## Provided entries:
* * * * * * *
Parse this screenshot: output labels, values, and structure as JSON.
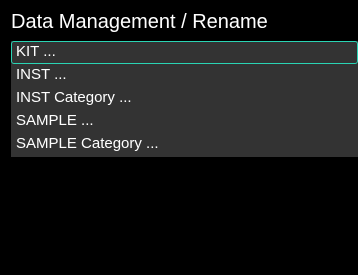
{
  "screen": {
    "title": "Data Management / Rename"
  },
  "menu": {
    "selected_index": 0,
    "accent_color": "#2ad4b4",
    "background_color": "#333333",
    "items": [
      {
        "label": "KIT ..."
      },
      {
        "label": "INST ..."
      },
      {
        "label": "INST Category ..."
      },
      {
        "label": "SAMPLE ..."
      },
      {
        "label": "SAMPLE Category ..."
      }
    ]
  }
}
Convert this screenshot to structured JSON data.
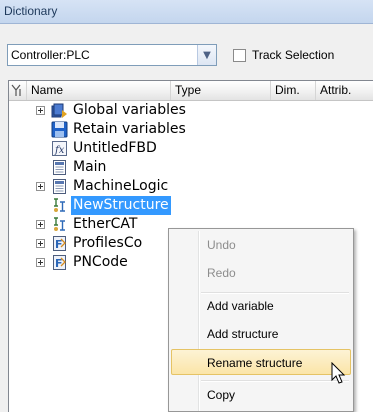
{
  "window": {
    "title": "Dictionary"
  },
  "toolbar": {
    "controller_select": "Controller:PLC",
    "track_selection_label": "Track Selection",
    "track_selection_checked": false
  },
  "tree": {
    "columns": [
      {
        "label": "Name"
      },
      {
        "label": "Type"
      },
      {
        "label": "Dim."
      },
      {
        "label": "Attrib."
      }
    ],
    "rows": [
      {
        "label": "Global variables",
        "icon": "global-variables-icon",
        "expandable": true,
        "selected": false
      },
      {
        "label": "Retain variables",
        "icon": "retain-variables-icon",
        "expandable": false,
        "selected": false
      },
      {
        "label": "UntitledFBD",
        "icon": "fbd-program-icon",
        "expandable": false,
        "selected": false
      },
      {
        "label": "Main",
        "icon": "program-icon",
        "expandable": false,
        "selected": false
      },
      {
        "label": "MachineLogic",
        "icon": "program-icon",
        "expandable": true,
        "selected": false
      },
      {
        "label": "NewStructure",
        "icon": "structure-icon",
        "expandable": false,
        "selected": true
      },
      {
        "label": "EtherCAT",
        "icon": "structure-icon",
        "expandable": true,
        "selected": false
      },
      {
        "label": "ProfilesCo",
        "icon": "function-block-icon",
        "expandable": true,
        "selected": false
      },
      {
        "label": "PNCode",
        "icon": "function-block-icon",
        "expandable": true,
        "selected": false
      }
    ]
  },
  "context_menu": {
    "items": [
      {
        "label": "Undo",
        "enabled": false
      },
      {
        "label": "Redo",
        "enabled": false
      },
      {
        "label": "Add variable",
        "enabled": true
      },
      {
        "label": "Add structure",
        "enabled": true
      },
      {
        "label": "Rename structure",
        "enabled": true,
        "highlighted": true
      },
      {
        "label": "Copy",
        "enabled": true
      }
    ]
  },
  "colors": {
    "selection": "#3399ff",
    "menu_highlight": "#fbe5a8",
    "title_bar": "#c4d6ee"
  }
}
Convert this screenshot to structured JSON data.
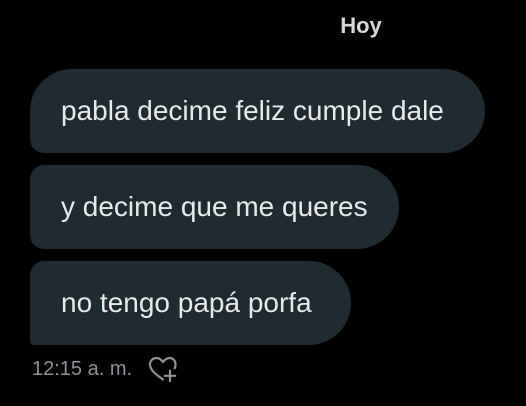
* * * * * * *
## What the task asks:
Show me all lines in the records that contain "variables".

## Finished exercise:
        "label": "Global variables",
        "icon": "global-variables-icon",
        "label": "Retain variables",
        "icon": "retain-variables-icon",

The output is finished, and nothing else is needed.